Its Samhain, the time to dress as ghosts and devils, a time to watch reruns of old Boris Karloff films and listen to wind howling over bleak moors. However, I am doing none of these things. I’m at Elephant and Castle (ok, not too dissimilar to a bleak moor) about to see two Frenchmen [post=zombie-zombie-play-john-carpenter text=”play the back catalogue of 80s horror auteur John Carpenter“].
I was already a fan of Zombie Zombie’s work. Their album A Land For Renegades, a melting pot of 70s Goblin, Gallic disco and dark industrial oddness, is a must for anyone interested in modern electronica.
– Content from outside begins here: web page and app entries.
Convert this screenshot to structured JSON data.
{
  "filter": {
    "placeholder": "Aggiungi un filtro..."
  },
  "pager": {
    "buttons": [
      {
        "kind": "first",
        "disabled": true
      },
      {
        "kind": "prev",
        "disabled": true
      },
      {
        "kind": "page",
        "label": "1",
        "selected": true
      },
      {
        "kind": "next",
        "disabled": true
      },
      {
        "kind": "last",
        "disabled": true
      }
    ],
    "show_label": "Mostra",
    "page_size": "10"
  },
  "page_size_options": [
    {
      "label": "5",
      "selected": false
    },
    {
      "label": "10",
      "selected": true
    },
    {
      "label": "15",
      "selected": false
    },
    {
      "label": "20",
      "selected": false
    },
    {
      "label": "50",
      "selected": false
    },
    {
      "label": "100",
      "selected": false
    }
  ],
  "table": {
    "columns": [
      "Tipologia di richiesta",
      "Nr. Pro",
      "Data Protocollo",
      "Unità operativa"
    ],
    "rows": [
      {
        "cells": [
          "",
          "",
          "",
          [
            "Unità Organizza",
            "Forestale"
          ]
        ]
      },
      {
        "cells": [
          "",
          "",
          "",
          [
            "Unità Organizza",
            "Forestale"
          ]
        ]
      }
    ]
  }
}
The unfortunate thing is the name clash with Canada’s Zombi, another duo based around keyboards and drums that also mines similar progressive rock territory – which seems to baffle record shop owners when you try and ask for their records.
Corsica is bustling
Continue reading Zombie Zombie/Solina Hi-Fi/Dave I.D. (live at Corsica Studios) […]
Given a penchant for vintage analogue synthesis, Goblin and motorik drumming, and having named themselves after a Sinclair ZX Spectrum computer game, it is not only appropriate, but almost de rigueur, that Zombie Zombie should find themselves tackling the oeuvre of a key progenitor of electronic cinema soundtracks. John Carpenter‘s themes and incidental music for the groundbreaking low-budget and high-thrills genre movies was pioneering, and hugely influential on a generation of teenagers who probably came into contact with the form for the first time within the sparse soundscapes of the sort he composed to accompany his own distinct brand of muscular action, SF and horror films.
Certainly as far as the mainstream of US horror and science fiction films went in the late seventies and eighties, no-one was really foregrounding synth pulsations
Continue reading Zombie Zombie – Play John Carpenter […]